Assignment: This task calls for copying each line below that contains "dtmfx".

Exercise data:

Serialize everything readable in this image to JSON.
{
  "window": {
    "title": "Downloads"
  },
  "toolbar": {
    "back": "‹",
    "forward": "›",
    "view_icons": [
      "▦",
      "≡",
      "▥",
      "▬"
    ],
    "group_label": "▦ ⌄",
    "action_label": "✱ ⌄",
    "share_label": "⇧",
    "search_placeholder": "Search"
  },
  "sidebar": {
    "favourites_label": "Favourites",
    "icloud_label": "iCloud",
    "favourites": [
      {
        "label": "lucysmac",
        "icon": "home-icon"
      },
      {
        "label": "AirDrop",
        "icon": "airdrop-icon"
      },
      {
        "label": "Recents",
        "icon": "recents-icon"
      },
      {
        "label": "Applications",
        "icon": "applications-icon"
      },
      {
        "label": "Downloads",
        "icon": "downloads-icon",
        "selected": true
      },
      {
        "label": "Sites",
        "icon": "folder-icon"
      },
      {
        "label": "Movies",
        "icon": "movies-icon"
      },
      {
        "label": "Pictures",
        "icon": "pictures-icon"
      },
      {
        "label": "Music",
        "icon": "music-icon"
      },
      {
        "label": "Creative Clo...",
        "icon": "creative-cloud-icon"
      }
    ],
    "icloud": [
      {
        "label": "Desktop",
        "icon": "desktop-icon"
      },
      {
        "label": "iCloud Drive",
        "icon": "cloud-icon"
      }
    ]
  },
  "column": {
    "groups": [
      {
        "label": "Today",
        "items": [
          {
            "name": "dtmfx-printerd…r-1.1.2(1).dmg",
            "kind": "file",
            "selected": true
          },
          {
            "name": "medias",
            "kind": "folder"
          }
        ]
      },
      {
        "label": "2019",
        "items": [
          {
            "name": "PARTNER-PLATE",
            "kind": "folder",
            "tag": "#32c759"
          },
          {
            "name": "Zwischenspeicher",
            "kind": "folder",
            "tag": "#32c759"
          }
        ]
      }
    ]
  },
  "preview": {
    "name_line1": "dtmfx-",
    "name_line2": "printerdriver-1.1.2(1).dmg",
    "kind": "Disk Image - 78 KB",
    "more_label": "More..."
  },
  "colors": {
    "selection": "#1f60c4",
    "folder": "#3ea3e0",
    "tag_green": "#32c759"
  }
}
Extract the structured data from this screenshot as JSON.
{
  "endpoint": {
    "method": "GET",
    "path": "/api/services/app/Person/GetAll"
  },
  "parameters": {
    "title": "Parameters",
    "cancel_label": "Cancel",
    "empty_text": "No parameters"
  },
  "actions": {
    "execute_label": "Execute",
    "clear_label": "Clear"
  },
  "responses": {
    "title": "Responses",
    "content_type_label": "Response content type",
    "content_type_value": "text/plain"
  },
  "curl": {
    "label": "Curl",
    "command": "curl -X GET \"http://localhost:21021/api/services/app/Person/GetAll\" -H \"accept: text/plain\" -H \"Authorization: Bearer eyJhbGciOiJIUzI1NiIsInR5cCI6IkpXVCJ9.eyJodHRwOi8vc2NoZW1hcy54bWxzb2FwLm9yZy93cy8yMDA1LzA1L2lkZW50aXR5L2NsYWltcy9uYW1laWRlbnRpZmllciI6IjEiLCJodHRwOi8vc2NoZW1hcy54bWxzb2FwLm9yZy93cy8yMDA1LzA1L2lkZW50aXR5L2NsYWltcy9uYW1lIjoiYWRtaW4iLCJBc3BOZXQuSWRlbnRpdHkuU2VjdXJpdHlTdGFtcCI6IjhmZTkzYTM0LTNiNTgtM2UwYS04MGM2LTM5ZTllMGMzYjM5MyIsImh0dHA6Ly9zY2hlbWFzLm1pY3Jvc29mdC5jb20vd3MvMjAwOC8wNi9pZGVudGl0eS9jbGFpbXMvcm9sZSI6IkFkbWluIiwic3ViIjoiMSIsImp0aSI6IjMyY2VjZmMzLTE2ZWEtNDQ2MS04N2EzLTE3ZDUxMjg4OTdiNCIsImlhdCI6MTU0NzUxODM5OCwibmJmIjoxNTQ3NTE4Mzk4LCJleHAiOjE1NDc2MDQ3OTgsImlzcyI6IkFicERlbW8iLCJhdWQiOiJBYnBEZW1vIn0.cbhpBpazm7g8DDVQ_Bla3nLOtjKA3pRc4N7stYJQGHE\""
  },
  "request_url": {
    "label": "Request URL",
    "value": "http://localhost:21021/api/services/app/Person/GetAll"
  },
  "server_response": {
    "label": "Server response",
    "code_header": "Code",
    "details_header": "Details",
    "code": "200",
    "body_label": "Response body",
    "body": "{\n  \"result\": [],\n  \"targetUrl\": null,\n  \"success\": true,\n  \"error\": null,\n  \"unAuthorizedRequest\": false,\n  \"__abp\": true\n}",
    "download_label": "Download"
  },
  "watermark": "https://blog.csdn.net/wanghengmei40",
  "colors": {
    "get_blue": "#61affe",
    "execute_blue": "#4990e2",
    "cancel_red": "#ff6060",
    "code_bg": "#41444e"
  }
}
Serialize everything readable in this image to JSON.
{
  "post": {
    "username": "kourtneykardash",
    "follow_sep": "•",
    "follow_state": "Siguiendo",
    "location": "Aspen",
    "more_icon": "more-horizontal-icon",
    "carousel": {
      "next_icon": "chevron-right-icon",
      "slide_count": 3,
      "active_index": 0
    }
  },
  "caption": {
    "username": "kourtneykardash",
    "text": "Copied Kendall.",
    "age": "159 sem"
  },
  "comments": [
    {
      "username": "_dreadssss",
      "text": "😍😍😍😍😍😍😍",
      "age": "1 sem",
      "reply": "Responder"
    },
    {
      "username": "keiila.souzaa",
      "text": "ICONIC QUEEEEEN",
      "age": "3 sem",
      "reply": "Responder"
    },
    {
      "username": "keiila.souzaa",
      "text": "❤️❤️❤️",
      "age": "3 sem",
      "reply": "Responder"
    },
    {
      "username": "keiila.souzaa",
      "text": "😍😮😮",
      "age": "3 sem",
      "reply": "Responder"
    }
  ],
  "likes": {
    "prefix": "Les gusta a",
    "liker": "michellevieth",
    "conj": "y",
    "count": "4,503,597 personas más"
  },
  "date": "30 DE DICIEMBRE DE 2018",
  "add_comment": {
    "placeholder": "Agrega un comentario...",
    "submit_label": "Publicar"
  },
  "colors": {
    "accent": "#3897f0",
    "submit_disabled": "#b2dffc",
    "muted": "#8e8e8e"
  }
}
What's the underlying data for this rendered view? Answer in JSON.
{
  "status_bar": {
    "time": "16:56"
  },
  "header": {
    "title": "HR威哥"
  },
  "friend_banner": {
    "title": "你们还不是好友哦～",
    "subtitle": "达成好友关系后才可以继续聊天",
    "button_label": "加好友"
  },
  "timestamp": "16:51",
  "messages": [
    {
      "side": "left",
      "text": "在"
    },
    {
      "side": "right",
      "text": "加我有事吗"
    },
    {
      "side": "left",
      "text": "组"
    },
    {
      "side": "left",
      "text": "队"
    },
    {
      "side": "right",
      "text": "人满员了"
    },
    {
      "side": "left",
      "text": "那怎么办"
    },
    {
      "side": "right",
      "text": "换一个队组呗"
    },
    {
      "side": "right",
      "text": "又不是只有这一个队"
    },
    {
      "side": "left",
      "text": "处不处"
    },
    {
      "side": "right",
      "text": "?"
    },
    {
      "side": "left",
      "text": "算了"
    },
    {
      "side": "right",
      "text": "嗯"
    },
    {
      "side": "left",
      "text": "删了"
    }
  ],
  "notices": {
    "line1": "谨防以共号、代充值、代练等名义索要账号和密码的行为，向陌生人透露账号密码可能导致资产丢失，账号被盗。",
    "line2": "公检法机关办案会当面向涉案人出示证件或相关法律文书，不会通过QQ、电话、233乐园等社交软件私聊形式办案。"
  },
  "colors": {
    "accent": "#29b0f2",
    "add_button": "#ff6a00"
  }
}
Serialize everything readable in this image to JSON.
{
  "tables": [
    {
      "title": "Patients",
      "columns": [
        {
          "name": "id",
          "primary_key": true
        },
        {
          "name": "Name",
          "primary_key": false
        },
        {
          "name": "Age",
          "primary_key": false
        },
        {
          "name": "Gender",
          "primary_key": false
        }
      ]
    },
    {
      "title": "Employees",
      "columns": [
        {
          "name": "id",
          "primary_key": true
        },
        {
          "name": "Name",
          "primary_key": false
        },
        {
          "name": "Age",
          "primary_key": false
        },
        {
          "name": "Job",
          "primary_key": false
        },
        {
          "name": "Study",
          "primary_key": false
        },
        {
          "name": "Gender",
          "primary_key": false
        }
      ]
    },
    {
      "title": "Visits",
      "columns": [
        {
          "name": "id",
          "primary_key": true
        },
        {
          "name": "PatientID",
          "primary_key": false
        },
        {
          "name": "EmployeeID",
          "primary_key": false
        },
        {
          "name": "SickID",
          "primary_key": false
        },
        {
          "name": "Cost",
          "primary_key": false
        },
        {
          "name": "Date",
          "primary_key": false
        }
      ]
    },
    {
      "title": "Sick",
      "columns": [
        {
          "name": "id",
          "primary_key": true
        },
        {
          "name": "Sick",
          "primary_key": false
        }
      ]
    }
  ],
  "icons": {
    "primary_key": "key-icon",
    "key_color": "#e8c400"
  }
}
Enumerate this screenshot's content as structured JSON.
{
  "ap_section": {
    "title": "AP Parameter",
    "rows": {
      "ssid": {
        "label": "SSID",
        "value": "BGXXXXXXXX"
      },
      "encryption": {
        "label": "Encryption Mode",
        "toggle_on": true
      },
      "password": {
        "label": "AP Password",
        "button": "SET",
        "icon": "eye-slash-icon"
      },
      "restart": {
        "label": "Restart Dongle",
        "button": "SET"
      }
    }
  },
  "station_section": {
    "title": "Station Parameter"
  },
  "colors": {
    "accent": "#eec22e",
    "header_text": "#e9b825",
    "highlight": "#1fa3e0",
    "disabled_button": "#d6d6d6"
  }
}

Answer to the problem:
            "name": "dtmfx-printerd…r-1.1.2(1).dmg",
    "name_line1": "dtmfx-",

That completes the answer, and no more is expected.